University. Another food chain (ladder more like it), bigger but less vicious than high school. You spend three or four (maybe more) years working your way up from first year to final year, eventually walking around with your beard (in a guy’s case), feeling grizzled and experienced. Then suddenly you’ve passed your final exams, and have to earn money for food. In most cases no more bumbing food off your parents, especially a hot meal everyday (if there’s one thing I didn’t appreciate staying at home it was my mom’s cooking). In order to feed yourself you generally have to get a job, kickstarting your entry into the final, but largest and harshest, food ladder of the working world. Here you tend to spend 40 years hopefully working your way up the ranks, if you’re wise: saving up for a pension. And suddenly you’ve become the lion. You have reached the throne of Pride Rock. You look out over your green planes surveying your lands. I will admit, this is hopefully where life finally gets easier. Retirement. Sitting around all day shouting at kids in hoodies on BMXs with the faint hope of getting them off your lawn. Playing with grandkids. Ideally gaming, at least in my case. This is a more cheerful thought than all the stuff about circles, odd 3D shapes and food pyramids. So if you feel life is getting you down just look forward to the end of all the work, there is one. Or you could just look at life with a non-traditional view point forsaking a career for personal freedom and happiness, which invalidates my entire post. Either way, have a good weekend, I know I will.

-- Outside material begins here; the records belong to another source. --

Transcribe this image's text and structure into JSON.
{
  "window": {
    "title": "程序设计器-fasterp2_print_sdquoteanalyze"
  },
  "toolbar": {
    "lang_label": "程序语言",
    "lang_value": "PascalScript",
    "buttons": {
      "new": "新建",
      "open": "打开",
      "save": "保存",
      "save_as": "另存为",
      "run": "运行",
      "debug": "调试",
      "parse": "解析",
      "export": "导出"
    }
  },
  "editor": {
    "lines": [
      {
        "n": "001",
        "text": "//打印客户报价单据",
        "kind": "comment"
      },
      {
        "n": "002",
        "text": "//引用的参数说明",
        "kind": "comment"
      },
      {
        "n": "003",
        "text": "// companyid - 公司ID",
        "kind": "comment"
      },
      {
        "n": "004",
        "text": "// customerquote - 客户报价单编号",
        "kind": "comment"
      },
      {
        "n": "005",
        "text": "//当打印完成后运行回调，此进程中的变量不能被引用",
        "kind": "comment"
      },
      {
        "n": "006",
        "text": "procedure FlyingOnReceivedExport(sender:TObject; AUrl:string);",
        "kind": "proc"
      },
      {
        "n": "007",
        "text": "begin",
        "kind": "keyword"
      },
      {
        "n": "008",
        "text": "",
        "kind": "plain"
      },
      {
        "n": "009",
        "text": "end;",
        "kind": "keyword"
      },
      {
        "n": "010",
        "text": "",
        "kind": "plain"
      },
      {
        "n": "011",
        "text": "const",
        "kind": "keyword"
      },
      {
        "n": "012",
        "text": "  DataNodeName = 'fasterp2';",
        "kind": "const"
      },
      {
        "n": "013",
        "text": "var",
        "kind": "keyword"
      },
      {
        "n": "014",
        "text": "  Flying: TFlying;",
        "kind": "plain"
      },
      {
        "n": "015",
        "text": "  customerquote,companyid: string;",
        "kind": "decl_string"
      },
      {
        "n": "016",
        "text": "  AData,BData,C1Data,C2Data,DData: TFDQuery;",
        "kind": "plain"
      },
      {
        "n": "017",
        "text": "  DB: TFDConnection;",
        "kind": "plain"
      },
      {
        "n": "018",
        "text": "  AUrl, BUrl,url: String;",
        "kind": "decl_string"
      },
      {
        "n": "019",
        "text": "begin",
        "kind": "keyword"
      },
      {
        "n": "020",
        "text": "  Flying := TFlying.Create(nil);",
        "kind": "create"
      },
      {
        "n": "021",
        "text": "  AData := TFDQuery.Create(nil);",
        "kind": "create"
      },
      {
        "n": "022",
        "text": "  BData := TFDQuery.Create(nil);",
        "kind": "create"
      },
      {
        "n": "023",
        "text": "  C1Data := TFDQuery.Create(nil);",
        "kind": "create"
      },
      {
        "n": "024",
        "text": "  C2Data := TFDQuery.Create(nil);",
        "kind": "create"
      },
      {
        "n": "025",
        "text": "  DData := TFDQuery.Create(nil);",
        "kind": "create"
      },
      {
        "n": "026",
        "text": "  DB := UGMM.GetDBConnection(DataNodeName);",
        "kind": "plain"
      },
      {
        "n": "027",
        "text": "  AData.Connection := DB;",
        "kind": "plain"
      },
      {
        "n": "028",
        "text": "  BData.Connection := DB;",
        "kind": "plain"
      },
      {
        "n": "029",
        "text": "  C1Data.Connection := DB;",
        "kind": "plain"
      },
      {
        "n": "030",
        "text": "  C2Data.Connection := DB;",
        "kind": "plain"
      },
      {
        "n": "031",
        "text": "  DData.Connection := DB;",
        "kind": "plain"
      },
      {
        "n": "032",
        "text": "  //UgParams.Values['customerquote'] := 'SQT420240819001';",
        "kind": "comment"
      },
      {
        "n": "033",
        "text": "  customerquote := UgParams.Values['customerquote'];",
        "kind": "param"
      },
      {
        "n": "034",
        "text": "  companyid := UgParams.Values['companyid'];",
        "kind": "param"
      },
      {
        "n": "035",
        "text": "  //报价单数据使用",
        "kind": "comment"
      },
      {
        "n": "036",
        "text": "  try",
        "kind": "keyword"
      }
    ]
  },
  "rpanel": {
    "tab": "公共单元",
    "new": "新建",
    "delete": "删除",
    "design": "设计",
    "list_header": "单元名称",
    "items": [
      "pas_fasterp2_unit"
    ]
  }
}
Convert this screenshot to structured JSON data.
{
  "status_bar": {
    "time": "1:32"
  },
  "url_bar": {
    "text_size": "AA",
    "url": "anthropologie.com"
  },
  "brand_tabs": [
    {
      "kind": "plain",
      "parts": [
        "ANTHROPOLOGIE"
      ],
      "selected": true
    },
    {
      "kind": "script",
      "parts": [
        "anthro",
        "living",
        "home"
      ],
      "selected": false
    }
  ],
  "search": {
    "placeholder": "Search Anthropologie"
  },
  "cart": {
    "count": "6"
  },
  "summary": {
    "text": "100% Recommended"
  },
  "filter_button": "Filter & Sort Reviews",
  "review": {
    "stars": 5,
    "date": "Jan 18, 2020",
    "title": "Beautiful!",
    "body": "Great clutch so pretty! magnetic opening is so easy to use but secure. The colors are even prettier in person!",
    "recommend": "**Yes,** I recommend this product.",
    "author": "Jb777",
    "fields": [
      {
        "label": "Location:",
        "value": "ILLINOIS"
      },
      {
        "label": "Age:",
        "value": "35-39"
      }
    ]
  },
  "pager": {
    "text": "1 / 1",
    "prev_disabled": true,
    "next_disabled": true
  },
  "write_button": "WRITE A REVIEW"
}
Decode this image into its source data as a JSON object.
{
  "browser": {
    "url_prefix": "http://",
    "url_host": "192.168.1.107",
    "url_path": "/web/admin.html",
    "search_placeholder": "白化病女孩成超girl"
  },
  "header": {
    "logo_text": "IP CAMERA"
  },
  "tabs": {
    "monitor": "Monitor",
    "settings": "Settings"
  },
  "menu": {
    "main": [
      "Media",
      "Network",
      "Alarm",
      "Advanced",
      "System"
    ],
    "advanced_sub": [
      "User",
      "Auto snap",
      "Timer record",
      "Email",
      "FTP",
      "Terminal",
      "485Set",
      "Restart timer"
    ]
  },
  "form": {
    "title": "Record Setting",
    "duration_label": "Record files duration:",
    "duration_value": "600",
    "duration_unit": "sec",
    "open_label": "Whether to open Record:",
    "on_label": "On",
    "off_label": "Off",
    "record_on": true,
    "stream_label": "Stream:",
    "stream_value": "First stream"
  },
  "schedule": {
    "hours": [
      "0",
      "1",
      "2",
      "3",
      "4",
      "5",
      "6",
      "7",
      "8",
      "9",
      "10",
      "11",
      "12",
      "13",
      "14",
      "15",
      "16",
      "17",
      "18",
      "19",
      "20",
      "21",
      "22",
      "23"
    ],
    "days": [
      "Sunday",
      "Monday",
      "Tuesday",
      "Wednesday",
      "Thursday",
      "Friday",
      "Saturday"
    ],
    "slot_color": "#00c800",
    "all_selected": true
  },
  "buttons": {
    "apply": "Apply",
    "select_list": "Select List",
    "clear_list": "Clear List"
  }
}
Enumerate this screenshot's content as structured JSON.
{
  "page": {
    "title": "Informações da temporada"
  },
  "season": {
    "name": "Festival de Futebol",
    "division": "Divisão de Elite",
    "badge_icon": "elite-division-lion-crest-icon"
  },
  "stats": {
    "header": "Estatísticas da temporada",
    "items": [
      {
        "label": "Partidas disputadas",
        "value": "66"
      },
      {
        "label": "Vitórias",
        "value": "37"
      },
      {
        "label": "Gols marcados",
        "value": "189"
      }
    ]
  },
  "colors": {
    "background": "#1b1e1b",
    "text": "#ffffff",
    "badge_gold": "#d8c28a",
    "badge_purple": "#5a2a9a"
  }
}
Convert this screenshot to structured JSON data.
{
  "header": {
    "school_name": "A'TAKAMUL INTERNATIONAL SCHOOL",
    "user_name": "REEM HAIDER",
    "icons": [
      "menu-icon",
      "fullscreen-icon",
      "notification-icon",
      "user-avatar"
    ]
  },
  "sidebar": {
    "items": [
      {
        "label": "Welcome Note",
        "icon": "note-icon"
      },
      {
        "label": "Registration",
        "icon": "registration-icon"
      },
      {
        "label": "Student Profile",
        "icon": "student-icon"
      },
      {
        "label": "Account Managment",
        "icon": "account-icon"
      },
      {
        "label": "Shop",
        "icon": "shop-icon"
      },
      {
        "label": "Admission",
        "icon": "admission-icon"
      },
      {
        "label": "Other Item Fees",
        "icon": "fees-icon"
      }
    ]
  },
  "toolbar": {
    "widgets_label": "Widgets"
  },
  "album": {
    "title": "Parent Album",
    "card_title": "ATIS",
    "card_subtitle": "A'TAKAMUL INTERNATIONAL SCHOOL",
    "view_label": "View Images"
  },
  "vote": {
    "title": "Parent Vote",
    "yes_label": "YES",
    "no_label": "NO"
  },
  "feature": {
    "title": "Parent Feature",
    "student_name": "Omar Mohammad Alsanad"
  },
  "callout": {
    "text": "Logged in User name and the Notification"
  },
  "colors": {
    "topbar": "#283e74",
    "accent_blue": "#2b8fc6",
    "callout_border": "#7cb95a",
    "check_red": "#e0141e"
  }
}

Jeremy

Chick flicks

I remember growing up in sunny suburbia, when the days seemed endless, the sun was perpetually shining, and my friends and I had nothing better to do than climb trees and swim. I then became older, moving from the outside arena of entertainment towards the inside arena of TV and video games. I then became older still, and I remember when I was first allowed to watch The Terminator and Die Hard. That was possibly the turning point of my world of entertainment. In primary and high school it certainly wasn’t considered OK to watch romantic comedies, so I took my age group’s word for it, and I watched all the action movies I could get my hands on, the entire experience culminating with my viewing of The Matrix. It still holds a spot in my top five favourite films ever….But I’m rambling, and badly. Sorry about that.

The point of this post is to discuss the social stereotype of guys not watching chick flicks, and if they do it’s only because their girlfriends make them. Which I personally find utter nonsense. The idea of falling in love, finding the right person for oneself, and happy endings are still relevant topics for guys, except it’s become socially unacceptable to say this because it’s deemed unmanly. I used to care about whether or not people thought I was a manly man, but that was back when I wasn’t particularly manly. Now that I’ve been at university for a while, I’ve gained a lot in life experience, and I like to think I’ve manned up a bit. This reminds me of the C.S. Lewis quote about childishness:

“When I was ten, I read fairy tales in secret and would have been ashamed if I had been found doing so. Now that I am fifty, I read them openly. When I became a man I put away childish things, including the fear of childishness and the desire to be very grown up.”
― C.S. Lewis

And so I feel I am able to say I like chick flicks (well ones with happy endings anyway). I write this having just watched The Lucky One, the one about the marine who finds a picture of a lady and tries to find her after he gets back from Iraq. I’ll even admit I quite enjoyed, but it’s not amazing. Not when compared to Nottinghill, Love Actually, or Crazy, Stupid Love anyway.

So in conclusion, I think guys should come out and admit they like romantic comedies, just like they should admit that they absolutely animated movies (I do anyway), Disney classics included. It’s more manly to be open about it, and you’ll feel better being able to watch the movies you secretly enjoyed anyway.

Jeremy